READ MORE: Trump signs order to create US Space Command

BA’s chief executive called it “the end of a fantastic era in world aviation,” but added that retiring the planes was a prudent business decision.

Supersonic transports could yet make a comeback. Several companies are working on models and hope to test them soon.

The Associated Press

Like us on Facebook and follow us on Twitter.

Get local stories you won't find anywhere else right to your inbox.
Sign up here

Just Posted

No clear option to help more Rosslanders access recreation facilities in Trail: Report

Rossland residents have had to pay double the cost to use the facilities in recent years

Nelson’s American sister city faces COVID-19 culture war

In Sandpoint, Idaho, wearing a mask is about Black Lives Matter, gun rights, and COVID-19

B.C. village grants reprieve for those living in RVs

by JOHN BOIVIN Local Journalism Initiative Reporter

RDKB to spend $5,000 to review 2020 freshet response

The province is also kicking in $5,000 for the review of flood protection rollout and communications

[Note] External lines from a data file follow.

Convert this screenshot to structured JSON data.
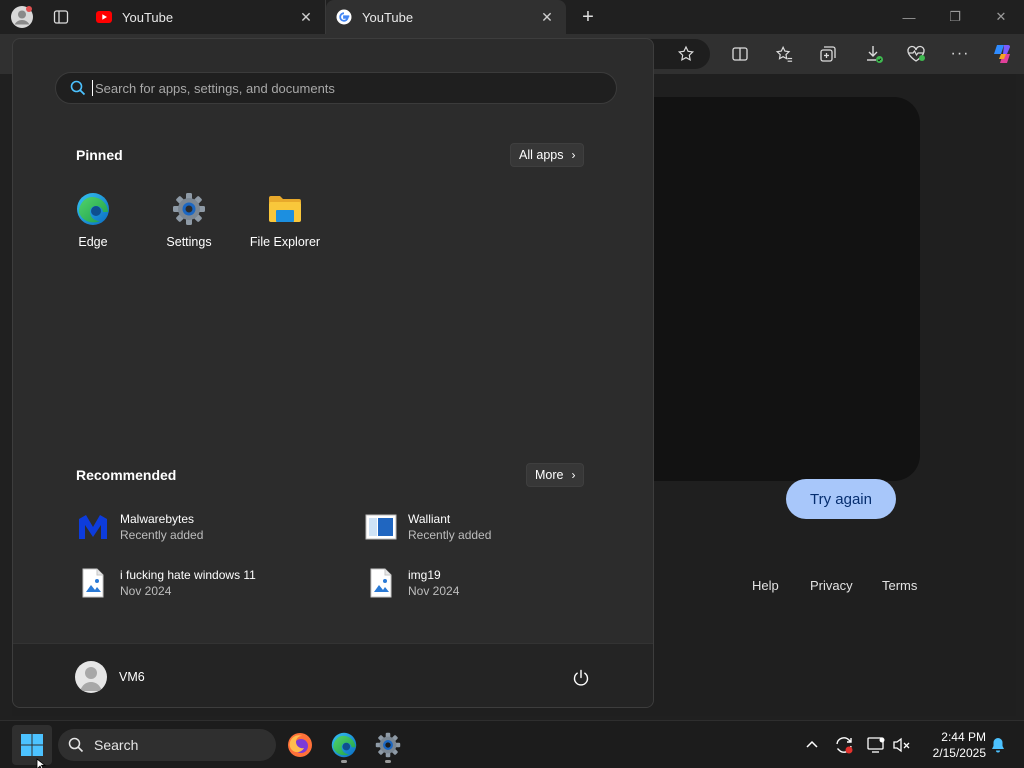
{
  "tabs": [
    {
      "title": "YouTube",
      "favicon": "youtube-icon",
      "active": false
    },
    {
      "title": "YouTube",
      "favicon": "google-icon",
      "active": true
    }
  ],
  "page": {
    "button": "Try again",
    "footer_links": [
      "Help",
      "Privacy",
      "Terms"
    ],
    "button_color": "#a8c7fa"
  },
  "start_menu": {
    "search_placeholder": "Search for apps, settings, and documents",
    "pinned_title": "Pinned",
    "all_apps_label": "All apps",
    "pinned": [
      {
        "label": "Edge",
        "icon": "edge-icon"
      },
      {
        "label": "Settings",
        "icon": "settings-gear-icon"
      },
      {
        "label": "File Explorer",
        "icon": "folder-icon"
      }
    ],
    "recommended_title": "Recommended",
    "more_label": "More",
    "recommended": [
      {
        "name": "Malwarebytes",
        "sub": "Recently added",
        "icon": "malwarebytes-icon"
      },
      {
        "name": "Walliant",
        "sub": "Recently added",
        "icon": "walliant-icon"
      },
      {
        "name": "i fucking hate windows 11",
        "sub": "Nov 2024",
        "icon": "image-file-icon"
      },
      {
        "name": "img19",
        "sub": "Nov 2024",
        "icon": "image-file-icon"
      }
    ],
    "user_name": "VM6"
  },
  "taskbar": {
    "search_label": "Search",
    "time": "2:44 PM",
    "date": "2/15/2025",
    "apps": [
      "firefox-icon",
      "edge-icon",
      "settings-gear-icon"
    ]
  }
}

Regional fire crews initiate rope rescue for stranded trio

Regional fire rescue recovered couple and their dog from steep cliff

B.C. records 30-50 new COVID-19 cases a day over weekend, no new deaths

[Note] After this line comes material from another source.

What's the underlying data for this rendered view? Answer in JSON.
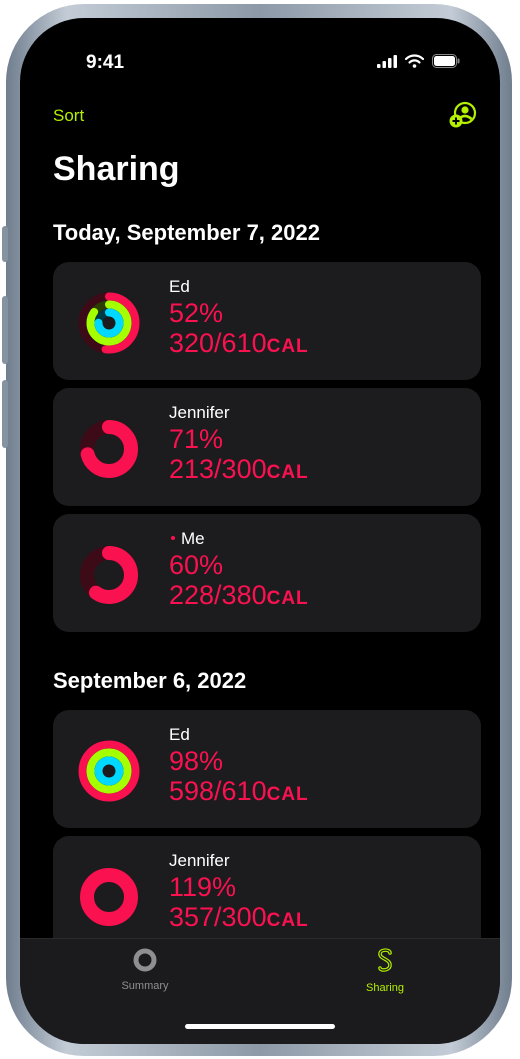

Many of those testing positive were identified by contact tracing for being linked to other confirmed infections

Five B.C. First Nations call out Canada for ‘discriminatory’ food fish practices

West Coast nations say government ignoring court-won right to chinook and coho

Rent-relief program becomes new front in fight between Liberals, opposition

Opposition trying to draw parallels between decision to have Canada Mortgage and Housing Corp. run program and the WE controversy

Ottawa sets minimum unemployment rate at 13.1% for EI calculation

Statistics Canada says the unemployment rate was 10.9 per cent in July

$45K in donations received after couple’s sudden death in Tulameen

Sarah MacDermid, 31, and Casey Bussiere, 37, died August long weekend

Famous Yukon-based bhangra dancer brings movements of joy to Long Beach

Internet-famous dancer is exploring Vancouver Island, visiting the B.C. Legislature and more

Battle of Fairy Creek: blockade launched to save Vancouver Island old-growth

‘Forest Defenders’ occupy road to prevent logging company from reaching Port Renfrew-area watershed

COVID-19 could mean curtains for film and TV extras

Background performers worry they’re being replaced by mannequins on film and TV sets

Most Read